* **Instructions for the task**:
When copying the records below, omit any image and print everything else exactly.

* **Entries provided**:
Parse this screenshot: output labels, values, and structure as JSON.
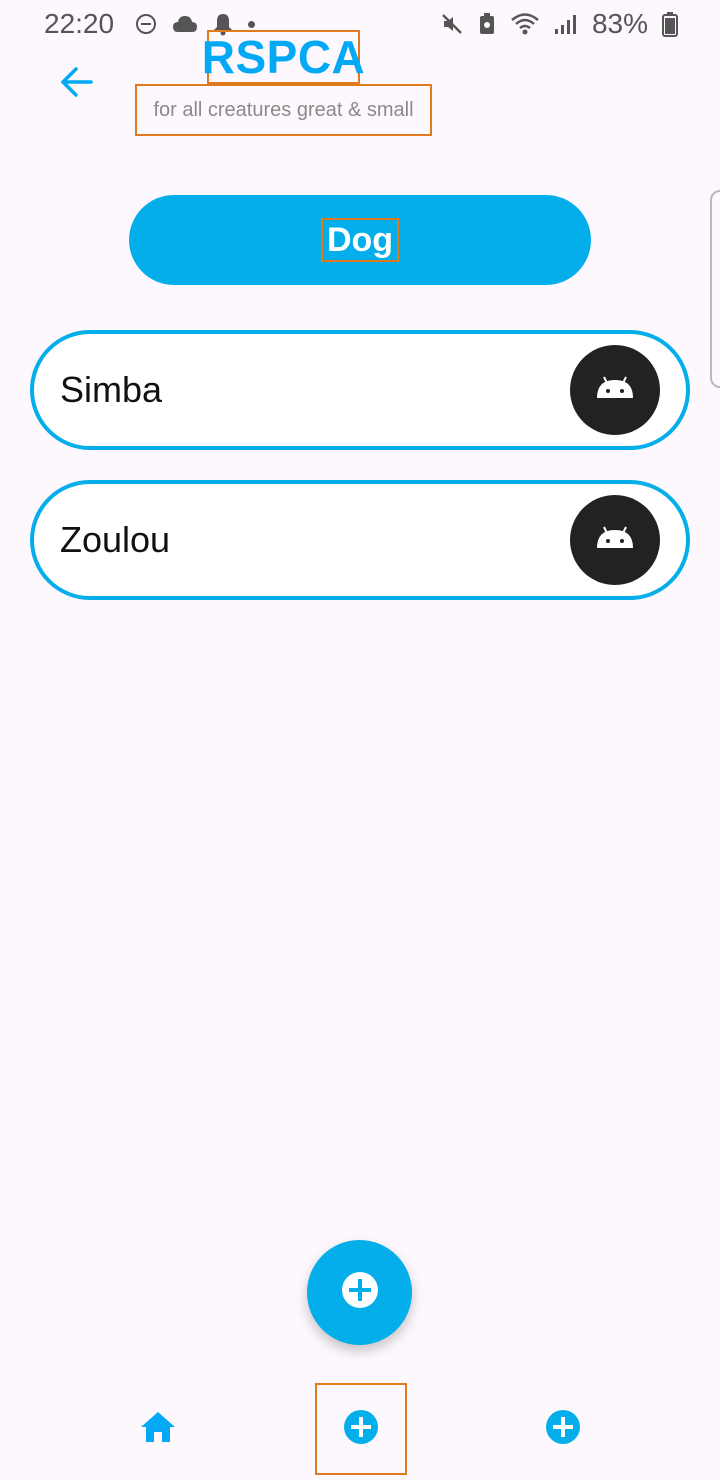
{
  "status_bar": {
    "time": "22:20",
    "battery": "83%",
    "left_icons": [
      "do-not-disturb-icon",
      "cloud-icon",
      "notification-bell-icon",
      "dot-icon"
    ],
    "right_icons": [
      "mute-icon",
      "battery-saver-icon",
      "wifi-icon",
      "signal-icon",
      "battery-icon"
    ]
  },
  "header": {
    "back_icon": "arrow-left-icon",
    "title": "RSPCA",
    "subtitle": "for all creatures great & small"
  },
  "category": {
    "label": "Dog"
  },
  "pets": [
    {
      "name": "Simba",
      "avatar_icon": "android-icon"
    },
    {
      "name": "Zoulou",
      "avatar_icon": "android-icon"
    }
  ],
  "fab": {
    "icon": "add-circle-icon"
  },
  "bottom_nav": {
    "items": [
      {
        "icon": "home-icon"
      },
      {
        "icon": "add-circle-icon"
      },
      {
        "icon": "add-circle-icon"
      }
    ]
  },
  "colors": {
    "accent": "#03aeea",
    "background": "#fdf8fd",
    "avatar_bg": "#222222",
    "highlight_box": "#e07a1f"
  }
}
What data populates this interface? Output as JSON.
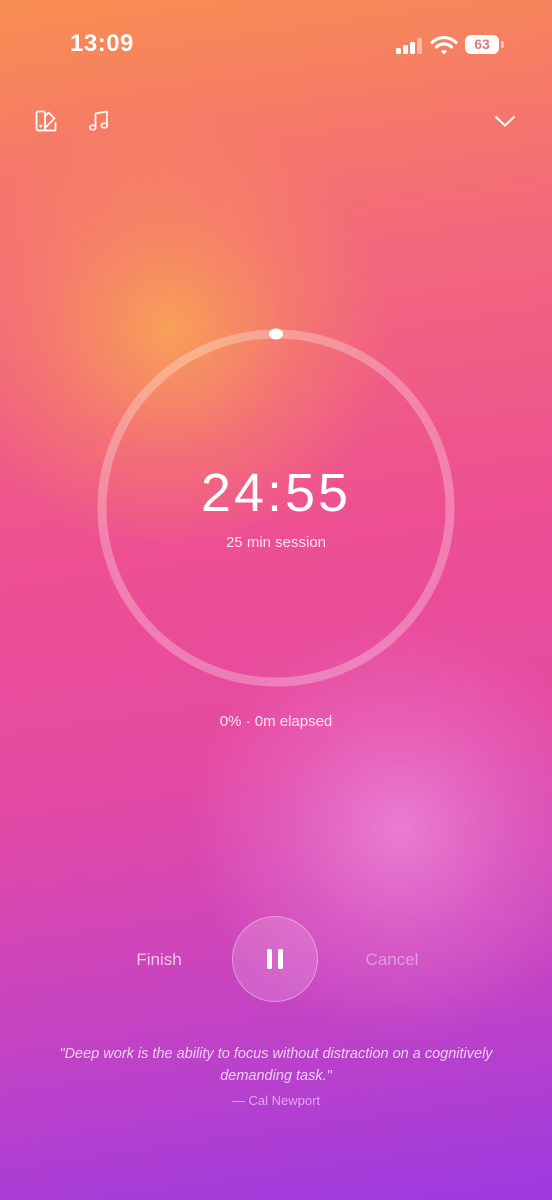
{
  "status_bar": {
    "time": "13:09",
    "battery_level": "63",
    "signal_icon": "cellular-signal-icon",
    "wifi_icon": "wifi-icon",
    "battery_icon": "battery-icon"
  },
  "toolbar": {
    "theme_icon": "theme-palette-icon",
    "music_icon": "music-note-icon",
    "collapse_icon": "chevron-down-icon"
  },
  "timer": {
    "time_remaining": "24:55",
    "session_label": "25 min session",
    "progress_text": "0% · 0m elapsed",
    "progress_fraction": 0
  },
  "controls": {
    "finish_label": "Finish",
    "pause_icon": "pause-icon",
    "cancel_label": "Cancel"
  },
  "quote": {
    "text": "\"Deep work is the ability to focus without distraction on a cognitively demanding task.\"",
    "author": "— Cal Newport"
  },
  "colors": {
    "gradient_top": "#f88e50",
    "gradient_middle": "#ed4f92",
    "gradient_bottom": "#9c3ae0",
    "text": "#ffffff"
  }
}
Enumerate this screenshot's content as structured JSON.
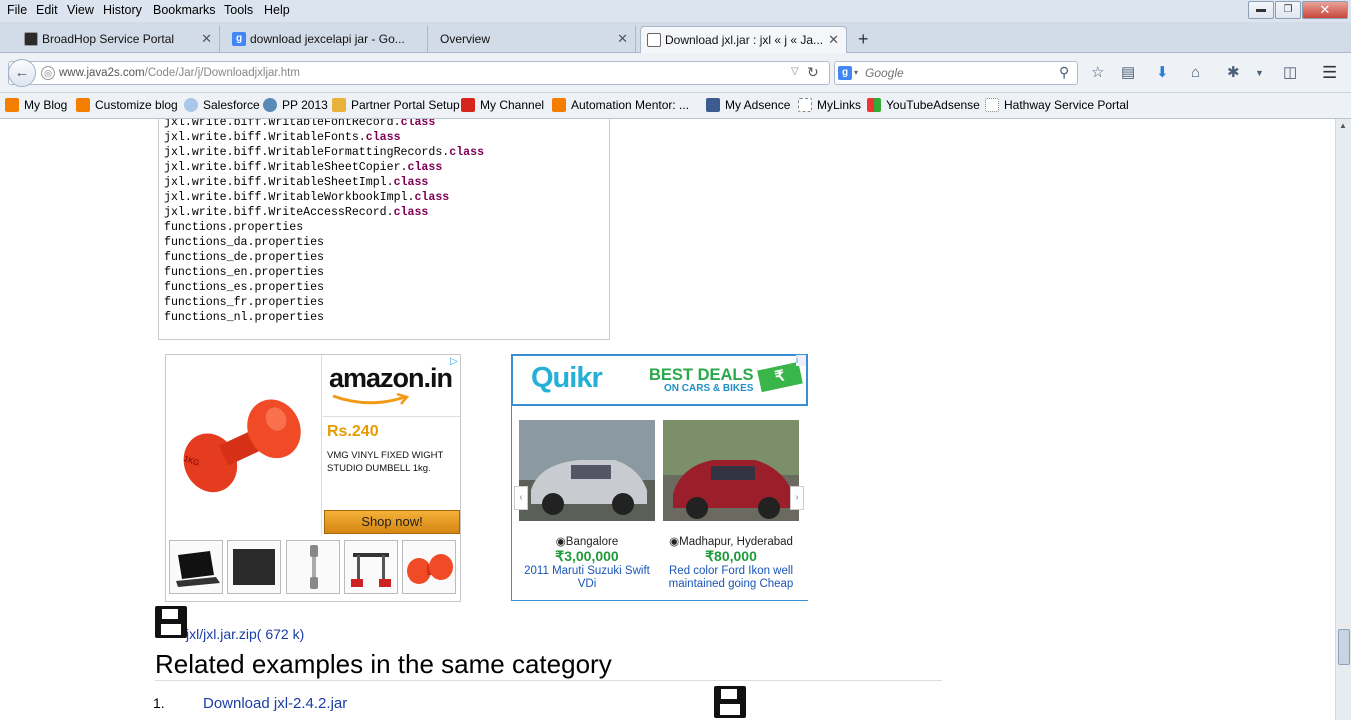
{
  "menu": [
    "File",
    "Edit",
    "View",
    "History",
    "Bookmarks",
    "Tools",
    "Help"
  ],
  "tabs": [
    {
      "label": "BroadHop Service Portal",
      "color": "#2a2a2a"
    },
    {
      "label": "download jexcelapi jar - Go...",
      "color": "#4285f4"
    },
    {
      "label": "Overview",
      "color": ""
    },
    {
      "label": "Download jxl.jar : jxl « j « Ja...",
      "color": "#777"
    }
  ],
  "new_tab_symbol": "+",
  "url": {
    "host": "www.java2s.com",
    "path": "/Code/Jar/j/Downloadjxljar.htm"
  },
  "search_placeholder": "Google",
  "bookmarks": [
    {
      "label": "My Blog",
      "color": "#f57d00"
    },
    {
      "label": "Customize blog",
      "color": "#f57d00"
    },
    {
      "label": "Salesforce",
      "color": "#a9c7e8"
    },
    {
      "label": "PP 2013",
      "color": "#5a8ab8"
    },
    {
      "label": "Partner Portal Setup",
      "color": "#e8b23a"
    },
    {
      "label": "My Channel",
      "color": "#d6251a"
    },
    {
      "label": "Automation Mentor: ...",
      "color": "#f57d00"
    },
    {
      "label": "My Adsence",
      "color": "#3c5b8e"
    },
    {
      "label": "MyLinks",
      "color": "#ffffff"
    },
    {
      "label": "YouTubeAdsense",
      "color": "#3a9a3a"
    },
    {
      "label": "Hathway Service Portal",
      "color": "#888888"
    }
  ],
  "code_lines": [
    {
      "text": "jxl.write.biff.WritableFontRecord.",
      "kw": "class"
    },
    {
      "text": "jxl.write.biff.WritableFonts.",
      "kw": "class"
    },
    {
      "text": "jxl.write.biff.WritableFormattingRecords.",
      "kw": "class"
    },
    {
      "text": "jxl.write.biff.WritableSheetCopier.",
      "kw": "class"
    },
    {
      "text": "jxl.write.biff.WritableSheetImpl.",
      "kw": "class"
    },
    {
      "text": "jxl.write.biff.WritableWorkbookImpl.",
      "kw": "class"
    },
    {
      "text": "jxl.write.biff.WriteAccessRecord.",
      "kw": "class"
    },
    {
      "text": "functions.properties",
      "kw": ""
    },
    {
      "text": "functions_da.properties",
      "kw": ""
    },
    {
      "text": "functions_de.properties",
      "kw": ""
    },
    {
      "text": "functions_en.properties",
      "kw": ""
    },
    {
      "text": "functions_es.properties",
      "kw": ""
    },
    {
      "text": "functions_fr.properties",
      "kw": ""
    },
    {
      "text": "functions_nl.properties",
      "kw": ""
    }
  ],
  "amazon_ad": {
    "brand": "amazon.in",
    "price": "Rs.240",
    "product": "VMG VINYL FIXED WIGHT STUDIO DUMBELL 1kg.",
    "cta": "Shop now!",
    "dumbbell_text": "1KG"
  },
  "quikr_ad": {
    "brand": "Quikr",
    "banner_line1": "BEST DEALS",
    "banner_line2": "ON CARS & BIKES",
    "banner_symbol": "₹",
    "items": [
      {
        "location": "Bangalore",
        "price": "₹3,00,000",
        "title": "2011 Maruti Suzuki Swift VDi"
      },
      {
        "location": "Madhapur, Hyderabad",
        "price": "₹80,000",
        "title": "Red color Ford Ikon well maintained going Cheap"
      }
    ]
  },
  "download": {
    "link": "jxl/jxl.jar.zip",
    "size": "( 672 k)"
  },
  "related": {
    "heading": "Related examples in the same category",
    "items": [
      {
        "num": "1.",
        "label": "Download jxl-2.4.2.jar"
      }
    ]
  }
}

* **Reply**:
Parse this screenshot: output labels, values, and structure as JSON.
{
  "status_bar": {
    "time": "22:20",
    "battery": "83%",
    "left_icons": [
      "do-not-disturb-icon",
      "cloud-icon",
      "notification-bell-icon",
      "dot-icon"
    ],
    "right_icons": [
      "mute-icon",
      "battery-saver-icon",
      "wifi-icon",
      "signal-icon",
      "battery-icon"
    ]
  },
  "header": {
    "back_icon": "arrow-left-icon",
    "title": "RSPCA",
    "subtitle": "for all creatures great & small"
  },
  "category": {
    "label": "Dog"
  },
  "pets": [
    {
      "name": "Simba",
      "avatar_icon": "android-icon"
    },
    {
      "name": "Zoulou",
      "avatar_icon": "android-icon"
    }
  ],
  "fab": {
    "icon": "add-circle-icon"
  },
  "bottom_nav": {
    "items": [
      {
        "icon": "home-icon"
      },
      {
        "icon": "add-circle-icon"
      },
      {
        "icon": "add-circle-icon"
      }
    ]
  },
  "colors": {
    "accent": "#03aeea",
    "background": "#fdf8fd",
    "avatar_bg": "#222222",
    "highlight_box": "#e07a1f"
  }
}
What data populates this interface? Output as JSON.
{
  "status_bar": {
    "time": "13:09",
    "battery_level": "63",
    "signal_icon": "cellular-signal-icon",
    "wifi_icon": "wifi-icon",
    "battery_icon": "battery-icon"
  },
  "toolbar": {
    "theme_icon": "theme-palette-icon",
    "music_icon": "music-note-icon",
    "collapse_icon": "chevron-down-icon"
  },
  "timer": {
    "time_remaining": "24:55",
    "session_label": "25 min session",
    "progress_text": "0% · 0m elapsed",
    "progress_fraction": 0
  },
  "controls": {
    "finish_label": "Finish",
    "pause_icon": "pause-icon",
    "cancel_label": "Cancel"
  },
  "quote": {
    "text": "\"Deep work is the ability to focus without distraction on a cognitively demanding task.\"",
    "author": "— Cal Newport"
  },
  "colors": {
    "gradient_top": "#f88e50",
    "gradient_middle": "#ed4f92",
    "gradient_bottom": "#9c3ae0",
    "text": "#ffffff"
  }
}
Enumerate this screenshot's content as structured JSON.
{
  "menu": [
    "File",
    "Edit",
    "View",
    "History",
    "Bookmarks",
    "Tools",
    "Help"
  ],
  "tabs": [
    {
      "label": "BroadHop Service Portal",
      "color": "#2a2a2a"
    },
    {
      "label": "download jexcelapi jar - Go...",
      "color": "#4285f4"
    },
    {
      "label": "Overview",
      "color": ""
    },
    {
      "label": "Download jxl.jar : jxl « j « Ja...",
      "color": "#777"
    }
  ],
  "new_tab_symbol": "+",
  "url": {
    "host": "www.java2s.com",
    "path": "/Code/Jar/j/Downloadjxljar.htm"
  },
  "search_placeholder": "Google",
  "bookmarks": [
    {
      "label": "My Blog",
      "color": "#f57d00"
    },
    {
      "label": "Customize blog",
      "color": "#f57d00"
    },
    {
      "label": "Salesforce",
      "color": "#a9c7e8"
    },
    {
      "label": "PP 2013",
      "color": "#5a8ab8"
    },
    {
      "label": "Partner Portal Setup",
      "color": "#e8b23a"
    },
    {
      "label": "My Channel",
      "color": "#d6251a"
    },
    {
      "label": "Automation Mentor: ...",
      "color": "#f57d00"
    },
    {
      "label": "My Adsence",
      "color": "#3c5b8e"
    },
    {
      "label": "MyLinks",
      "color": "#ffffff"
    },
    {
      "label": "YouTubeAdsense",
      "color": "#3a9a3a"
    },
    {
      "label": "Hathway Service Portal",
      "color": "#888888"
    }
  ],
  "code_lines": [
    {
      "text": "jxl.write.biff.WritableFontRecord.",
      "kw": "class"
    },
    {
      "text": "jxl.write.biff.WritableFonts.",
      "kw": "class"
    },
    {
      "text": "jxl.write.biff.WritableFormattingRecords.",
      "kw": "class"
    },
    {
      "text": "jxl.write.biff.WritableSheetCopier.",
      "kw": "class"
    },
    {
      "text": "jxl.write.biff.WritableSheetImpl.",
      "kw": "class"
    },
    {
      "text": "jxl.write.biff.WritableWorkbookImpl.",
      "kw": "class"
    },
    {
      "text": "jxl.write.biff.WriteAccessRecord.",
      "kw": "class"
    },
    {
      "text": "functions.properties",
      "kw": ""
    },
    {
      "text": "functions_da.properties",
      "kw": ""
    },
    {
      "text": "functions_de.properties",
      "kw": ""
    },
    {
      "text": "functions_en.properties",
      "kw": ""
    },
    {
      "text": "functions_es.properties",
      "kw": ""
    },
    {
      "text": "functions_fr.properties",
      "kw": ""
    },
    {
      "text": "functions_nl.properties",
      "kw": ""
    }
  ],
  "amazon_ad": {
    "brand": "amazon.in",
    "price": "Rs.240",
    "product": "VMG VINYL FIXED WIGHT STUDIO DUMBELL 1kg.",
    "cta": "Shop now!",
    "dumbbell_text": "1KG"
  },
  "quikr_ad": {
    "brand": "Quikr",
    "banner_line1": "BEST DEALS",
    "banner_line2": "ON CARS & BIKES",
    "banner_symbol": "₹",
    "items": [
      {
        "location": "Bangalore",
        "price": "₹3,00,000",
        "title": "2011 Maruti Suzuki Swift VDi"
      },
      {
        "location": "Madhapur, Hyderabad",
        "price": "₹80,000",
        "title": "Red color Ford Ikon well maintained going Cheap"
      }
    ]
  },
  "download": {
    "link": "jxl/jxl.jar.zip",
    "size": "( 672 k)"
  },
  "related": {
    "heading": "Related examples in the same category",
    "items": [
      {
        "num": "1.",
        "label": "Download jxl-2.4.2.jar"
      }
    ]
  }
}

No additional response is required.